[TASK ITEM]
Each line below should be restated exactly, with nothing dropped.

BEGIN PROVIDED MATERIAL

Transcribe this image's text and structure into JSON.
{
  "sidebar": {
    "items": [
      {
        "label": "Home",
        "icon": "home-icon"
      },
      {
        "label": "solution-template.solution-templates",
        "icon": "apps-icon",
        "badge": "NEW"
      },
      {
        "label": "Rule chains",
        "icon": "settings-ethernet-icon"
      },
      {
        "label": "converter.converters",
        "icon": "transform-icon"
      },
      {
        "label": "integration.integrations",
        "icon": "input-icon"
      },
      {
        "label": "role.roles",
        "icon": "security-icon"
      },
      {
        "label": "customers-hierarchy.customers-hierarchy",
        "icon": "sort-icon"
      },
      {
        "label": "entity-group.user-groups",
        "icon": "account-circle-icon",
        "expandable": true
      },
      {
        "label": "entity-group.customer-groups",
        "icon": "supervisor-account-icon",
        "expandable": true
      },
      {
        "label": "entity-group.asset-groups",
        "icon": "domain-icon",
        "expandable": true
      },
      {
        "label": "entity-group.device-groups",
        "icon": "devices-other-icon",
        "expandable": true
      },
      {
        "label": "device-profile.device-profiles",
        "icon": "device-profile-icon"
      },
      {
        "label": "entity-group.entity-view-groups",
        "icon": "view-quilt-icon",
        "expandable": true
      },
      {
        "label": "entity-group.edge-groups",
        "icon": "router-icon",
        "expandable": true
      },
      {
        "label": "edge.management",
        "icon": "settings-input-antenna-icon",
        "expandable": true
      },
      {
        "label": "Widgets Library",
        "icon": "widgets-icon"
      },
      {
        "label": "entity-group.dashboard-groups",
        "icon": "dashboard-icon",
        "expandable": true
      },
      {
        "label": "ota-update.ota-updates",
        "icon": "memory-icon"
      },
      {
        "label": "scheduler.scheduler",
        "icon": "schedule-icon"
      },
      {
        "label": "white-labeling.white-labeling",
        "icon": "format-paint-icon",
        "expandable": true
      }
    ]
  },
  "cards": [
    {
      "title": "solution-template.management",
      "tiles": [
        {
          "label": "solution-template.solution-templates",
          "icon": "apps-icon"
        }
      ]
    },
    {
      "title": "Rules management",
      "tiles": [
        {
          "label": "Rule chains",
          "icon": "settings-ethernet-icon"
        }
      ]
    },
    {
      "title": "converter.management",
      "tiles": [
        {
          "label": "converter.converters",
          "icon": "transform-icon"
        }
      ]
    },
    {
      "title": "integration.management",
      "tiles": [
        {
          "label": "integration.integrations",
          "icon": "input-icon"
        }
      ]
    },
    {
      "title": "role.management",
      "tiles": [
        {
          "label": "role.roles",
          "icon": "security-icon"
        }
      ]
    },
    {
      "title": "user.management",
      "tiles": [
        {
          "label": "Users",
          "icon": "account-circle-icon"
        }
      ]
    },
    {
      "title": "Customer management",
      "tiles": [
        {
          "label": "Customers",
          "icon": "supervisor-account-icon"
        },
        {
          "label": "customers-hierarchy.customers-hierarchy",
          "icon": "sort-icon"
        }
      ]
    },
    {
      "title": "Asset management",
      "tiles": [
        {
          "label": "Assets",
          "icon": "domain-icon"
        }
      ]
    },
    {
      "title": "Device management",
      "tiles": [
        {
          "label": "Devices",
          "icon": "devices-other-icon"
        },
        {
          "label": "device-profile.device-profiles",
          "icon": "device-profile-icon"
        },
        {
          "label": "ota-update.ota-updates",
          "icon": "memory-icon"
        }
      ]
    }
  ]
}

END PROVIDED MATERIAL

[EXPECTED ANSWER]
Transcribe this image's text and structure into JSON.
{
  "sidebar": {
    "items": [
      {
        "label": "Home",
        "icon": "home-icon"
      },
      {
        "label": "solution-template.solution-templates",
        "icon": "apps-icon",
        "badge": "NEW"
      },
      {
        "label": "Rule chains",
        "icon": "settings-ethernet-icon"
      },
      {
        "label": "converter.converters",
        "icon": "transform-icon"
      },
      {
        "label": "integration.integrations",
        "icon": "input-icon"
      },
      {
        "label": "role.roles",
        "icon": "security-icon"
      },
      {
        "label": "customers-hierarchy.customers-hierarchy",
        "icon": "sort-icon"
      },
      {
        "label": "entity-group.user-groups",
        "icon": "account-circle-icon",
        "expandable": true
      },
      {
        "label": "entity-group.customer-groups",
        "icon": "supervisor-account-icon",
        "expandable": true
      },
      {
        "label": "entity-group.asset-groups",
        "icon": "domain-icon",
        "expandable": true
      },
      {
        "label": "entity-group.device-groups",
        "icon": "devices-other-icon",
        "expandable": true
      },
      {
        "label": "device-profile.device-profiles",
        "icon": "device-profile-icon"
      },
      {
        "label": "entity-group.entity-view-groups",
        "icon": "view-quilt-icon",
        "expandable": true
      },
      {
        "label": "entity-group.edge-groups",
        "icon": "router-icon",
        "expandable": true
      },
      {
        "label": "edge.management",
        "icon": "settings-input-antenna-icon",
        "expandable": true
      },
      {
        "label": "Widgets Library",
        "icon": "widgets-icon"
      },
      {
        "label": "entity-group.dashboard-groups",
        "icon": "dashboard-icon",
        "expandable": true
      },
      {
        "label": "ota-update.ota-updates",
        "icon": "memory-icon"
      },
      {
        "label": "scheduler.scheduler",
        "icon": "schedule-icon"
      },
      {
        "label": "white-labeling.white-labeling",
        "icon": "format-paint-icon",
        "expandable": true
      }
    ]
  },
  "cards": [
    {
      "title": "solution-template.management",
      "tiles": [
        {
          "label": "solution-template.solution-templates",
          "icon": "apps-icon"
        }
      ]
    },
    {
      "title": "Rules management",
      "tiles": [
        {
          "label": "Rule chains",
          "icon": "settings-ethernet-icon"
        }
      ]
    },
    {
      "title": "converter.management",
      "tiles": [
        {
          "label": "converter.converters",
          "icon": "transform-icon"
        }
      ]
    },
    {
      "title": "integration.management",
      "tiles": [
        {
          "label": "integration.integrations",
          "icon": "input-icon"
        }
      ]
    },
    {
      "title": "role.management",
      "tiles": [
        {
          "label": "role.roles",
          "icon": "security-icon"
        }
      ]
    },
    {
      "title": "user.management",
      "tiles": [
        {
          "label": "Users",
          "icon": "account-circle-icon"
        }
      ]
    },
    {
      "title": "Customer management",
      "tiles": [
        {
          "label": "Customers",
          "icon": "supervisor-account-icon"
        },
        {
          "label": "customers-hierarchy.customers-hierarchy",
          "icon": "sort-icon"
        }
      ]
    },
    {
      "title": "Asset management",
      "tiles": [
        {
          "label": "Assets",
          "icon": "domain-icon"
        }
      ]
    },
    {
      "title": "Device management",
      "tiles": [
        {
          "label": "Devices",
          "icon": "devices-other-icon"
        },
        {
          "label": "device-profile.device-profiles",
          "icon": "device-profile-icon"
        },
        {
          "label": "ota-update.ota-updates",
          "icon": "memory-icon"
        }
      ]
    }
  ]
}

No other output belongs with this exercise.